- THE PROBLEM:
For each line in the data below that holds "Duration", return a copy.

[RECORD SET — start]

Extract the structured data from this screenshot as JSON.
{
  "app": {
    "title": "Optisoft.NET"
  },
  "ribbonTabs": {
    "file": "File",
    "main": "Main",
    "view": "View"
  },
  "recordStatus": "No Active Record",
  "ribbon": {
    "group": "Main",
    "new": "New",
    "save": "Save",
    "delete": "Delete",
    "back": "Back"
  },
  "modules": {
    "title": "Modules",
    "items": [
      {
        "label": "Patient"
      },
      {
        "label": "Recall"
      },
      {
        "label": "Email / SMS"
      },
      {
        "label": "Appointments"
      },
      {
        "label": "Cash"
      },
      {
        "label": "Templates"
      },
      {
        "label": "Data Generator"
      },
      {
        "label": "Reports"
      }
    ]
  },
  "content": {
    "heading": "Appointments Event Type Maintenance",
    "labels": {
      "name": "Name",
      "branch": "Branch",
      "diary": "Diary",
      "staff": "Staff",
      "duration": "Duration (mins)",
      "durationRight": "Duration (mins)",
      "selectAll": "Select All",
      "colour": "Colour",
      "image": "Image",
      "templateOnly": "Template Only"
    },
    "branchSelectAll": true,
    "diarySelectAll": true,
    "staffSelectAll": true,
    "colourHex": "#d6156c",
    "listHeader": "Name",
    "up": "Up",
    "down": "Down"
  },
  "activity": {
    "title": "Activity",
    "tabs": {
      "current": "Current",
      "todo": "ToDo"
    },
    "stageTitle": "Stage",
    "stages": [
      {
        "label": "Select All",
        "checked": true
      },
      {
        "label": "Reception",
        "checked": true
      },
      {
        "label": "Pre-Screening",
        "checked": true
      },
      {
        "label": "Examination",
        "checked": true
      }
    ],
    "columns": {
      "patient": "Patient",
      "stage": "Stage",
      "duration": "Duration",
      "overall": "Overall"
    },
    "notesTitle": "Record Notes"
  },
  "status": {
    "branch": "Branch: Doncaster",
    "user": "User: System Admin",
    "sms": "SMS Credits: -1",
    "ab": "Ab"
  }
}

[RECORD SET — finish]

- OUTPUT:
      "duration": "Duration (mins)",
      "durationRight": "Duration (mins)",
      "duration": "Duration",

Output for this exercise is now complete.